Requirement: A complete response lists each line of the data below that includes the word "shortcut".

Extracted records
.....

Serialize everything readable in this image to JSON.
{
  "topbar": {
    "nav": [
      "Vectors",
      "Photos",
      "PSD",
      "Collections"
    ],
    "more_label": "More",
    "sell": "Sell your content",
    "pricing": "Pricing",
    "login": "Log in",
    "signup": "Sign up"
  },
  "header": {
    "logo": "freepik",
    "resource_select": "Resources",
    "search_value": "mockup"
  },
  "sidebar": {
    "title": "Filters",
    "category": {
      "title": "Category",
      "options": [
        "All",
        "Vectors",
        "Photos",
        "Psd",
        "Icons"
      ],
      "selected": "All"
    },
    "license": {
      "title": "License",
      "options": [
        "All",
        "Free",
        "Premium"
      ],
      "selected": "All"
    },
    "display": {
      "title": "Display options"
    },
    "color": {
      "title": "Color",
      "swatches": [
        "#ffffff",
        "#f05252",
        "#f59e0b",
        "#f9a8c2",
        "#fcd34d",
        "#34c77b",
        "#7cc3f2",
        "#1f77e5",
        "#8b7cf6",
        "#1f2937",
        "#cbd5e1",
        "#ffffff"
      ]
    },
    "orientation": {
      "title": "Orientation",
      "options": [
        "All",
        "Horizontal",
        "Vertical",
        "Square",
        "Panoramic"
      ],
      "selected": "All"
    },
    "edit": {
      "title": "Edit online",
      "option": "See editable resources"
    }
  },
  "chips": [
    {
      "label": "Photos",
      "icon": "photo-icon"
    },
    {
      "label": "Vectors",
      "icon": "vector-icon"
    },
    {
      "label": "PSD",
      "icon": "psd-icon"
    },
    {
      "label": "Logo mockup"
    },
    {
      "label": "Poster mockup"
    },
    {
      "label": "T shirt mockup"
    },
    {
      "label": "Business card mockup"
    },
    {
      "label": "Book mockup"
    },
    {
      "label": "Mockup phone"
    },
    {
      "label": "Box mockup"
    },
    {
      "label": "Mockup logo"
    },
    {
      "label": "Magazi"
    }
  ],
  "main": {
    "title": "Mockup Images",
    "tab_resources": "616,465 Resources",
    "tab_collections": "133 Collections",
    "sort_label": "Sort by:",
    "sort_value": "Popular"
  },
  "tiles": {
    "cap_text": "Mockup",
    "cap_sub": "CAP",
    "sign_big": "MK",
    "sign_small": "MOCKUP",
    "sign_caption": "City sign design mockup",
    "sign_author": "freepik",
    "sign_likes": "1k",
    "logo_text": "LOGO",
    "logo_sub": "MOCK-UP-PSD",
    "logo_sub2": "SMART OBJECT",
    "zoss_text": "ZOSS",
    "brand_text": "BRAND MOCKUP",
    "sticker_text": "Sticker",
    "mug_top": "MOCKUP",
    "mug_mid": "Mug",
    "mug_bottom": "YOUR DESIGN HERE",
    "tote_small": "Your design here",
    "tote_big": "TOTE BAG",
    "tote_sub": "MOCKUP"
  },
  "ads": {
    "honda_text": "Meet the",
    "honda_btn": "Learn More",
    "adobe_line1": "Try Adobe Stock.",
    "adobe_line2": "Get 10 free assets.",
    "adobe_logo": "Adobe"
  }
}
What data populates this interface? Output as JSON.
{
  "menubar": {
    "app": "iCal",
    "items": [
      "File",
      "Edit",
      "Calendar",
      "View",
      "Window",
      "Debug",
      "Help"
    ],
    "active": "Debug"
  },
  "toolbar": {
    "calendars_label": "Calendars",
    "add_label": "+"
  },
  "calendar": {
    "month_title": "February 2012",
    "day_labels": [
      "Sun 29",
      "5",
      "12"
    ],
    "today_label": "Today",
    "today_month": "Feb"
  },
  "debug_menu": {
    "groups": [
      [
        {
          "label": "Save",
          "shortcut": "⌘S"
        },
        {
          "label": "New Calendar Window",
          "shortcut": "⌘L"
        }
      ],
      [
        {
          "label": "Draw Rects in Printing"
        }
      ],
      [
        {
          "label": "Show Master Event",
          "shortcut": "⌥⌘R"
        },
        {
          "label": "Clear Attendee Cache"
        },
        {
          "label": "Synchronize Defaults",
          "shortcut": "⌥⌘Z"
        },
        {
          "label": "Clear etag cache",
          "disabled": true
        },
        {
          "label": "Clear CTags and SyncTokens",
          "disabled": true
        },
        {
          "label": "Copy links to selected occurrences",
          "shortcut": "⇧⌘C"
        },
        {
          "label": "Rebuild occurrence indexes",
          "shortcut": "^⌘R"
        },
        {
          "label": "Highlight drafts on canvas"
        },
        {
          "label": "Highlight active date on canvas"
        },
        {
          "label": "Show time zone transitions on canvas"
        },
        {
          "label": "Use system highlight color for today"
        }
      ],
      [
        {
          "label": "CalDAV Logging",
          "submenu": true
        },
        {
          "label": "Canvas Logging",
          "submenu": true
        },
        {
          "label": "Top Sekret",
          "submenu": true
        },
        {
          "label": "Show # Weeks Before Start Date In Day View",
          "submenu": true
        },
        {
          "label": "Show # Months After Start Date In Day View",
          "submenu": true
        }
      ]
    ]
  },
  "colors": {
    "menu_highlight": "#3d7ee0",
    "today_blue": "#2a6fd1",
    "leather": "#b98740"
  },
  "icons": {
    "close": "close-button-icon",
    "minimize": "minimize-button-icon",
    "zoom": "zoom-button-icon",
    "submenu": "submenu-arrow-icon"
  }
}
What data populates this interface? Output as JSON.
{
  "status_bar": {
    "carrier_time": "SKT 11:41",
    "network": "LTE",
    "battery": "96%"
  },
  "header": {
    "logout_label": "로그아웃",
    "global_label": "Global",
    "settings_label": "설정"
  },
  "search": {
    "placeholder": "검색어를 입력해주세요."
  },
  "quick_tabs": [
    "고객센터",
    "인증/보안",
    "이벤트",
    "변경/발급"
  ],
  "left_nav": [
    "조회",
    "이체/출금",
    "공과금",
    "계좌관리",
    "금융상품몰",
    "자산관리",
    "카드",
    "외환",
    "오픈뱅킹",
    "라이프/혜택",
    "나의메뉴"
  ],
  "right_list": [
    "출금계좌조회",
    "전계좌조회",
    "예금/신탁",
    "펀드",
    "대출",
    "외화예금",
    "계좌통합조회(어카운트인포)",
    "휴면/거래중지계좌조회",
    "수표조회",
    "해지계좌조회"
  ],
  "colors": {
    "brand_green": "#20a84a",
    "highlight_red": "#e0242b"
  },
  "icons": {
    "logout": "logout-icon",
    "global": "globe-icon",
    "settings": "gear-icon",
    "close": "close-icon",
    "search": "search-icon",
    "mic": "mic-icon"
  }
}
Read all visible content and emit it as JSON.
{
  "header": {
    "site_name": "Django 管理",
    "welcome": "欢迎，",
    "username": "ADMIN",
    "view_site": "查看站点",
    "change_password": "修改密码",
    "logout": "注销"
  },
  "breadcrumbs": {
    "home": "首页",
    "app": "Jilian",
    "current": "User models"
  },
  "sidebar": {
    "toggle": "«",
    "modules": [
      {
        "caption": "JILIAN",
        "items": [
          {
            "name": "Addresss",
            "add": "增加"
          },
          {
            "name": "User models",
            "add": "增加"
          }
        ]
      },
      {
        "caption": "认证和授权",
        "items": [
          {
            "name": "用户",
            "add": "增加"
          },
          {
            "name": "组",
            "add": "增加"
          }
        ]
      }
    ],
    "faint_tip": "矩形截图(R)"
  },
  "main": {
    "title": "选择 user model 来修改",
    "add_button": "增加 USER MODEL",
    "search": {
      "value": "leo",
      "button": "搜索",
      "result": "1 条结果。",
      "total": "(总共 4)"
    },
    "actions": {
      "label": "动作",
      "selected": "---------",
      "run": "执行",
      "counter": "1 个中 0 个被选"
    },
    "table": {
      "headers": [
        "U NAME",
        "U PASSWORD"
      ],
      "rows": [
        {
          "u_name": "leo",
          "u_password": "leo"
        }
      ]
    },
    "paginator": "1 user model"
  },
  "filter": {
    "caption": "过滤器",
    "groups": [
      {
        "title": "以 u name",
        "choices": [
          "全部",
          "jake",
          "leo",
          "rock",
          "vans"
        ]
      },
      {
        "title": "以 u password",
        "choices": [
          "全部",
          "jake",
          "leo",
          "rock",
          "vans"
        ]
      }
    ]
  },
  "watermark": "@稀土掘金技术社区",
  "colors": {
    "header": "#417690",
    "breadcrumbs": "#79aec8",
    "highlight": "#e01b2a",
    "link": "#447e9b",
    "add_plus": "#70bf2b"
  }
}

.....

Solution below:
          "shortcut": "⌘S"
          "shortcut": "⌘L"
          "shortcut": "⌥⌘R"
          "shortcut": "⌥⌘Z"
          "shortcut": "⇧⌘C"
          "shortcut": "^⌘R"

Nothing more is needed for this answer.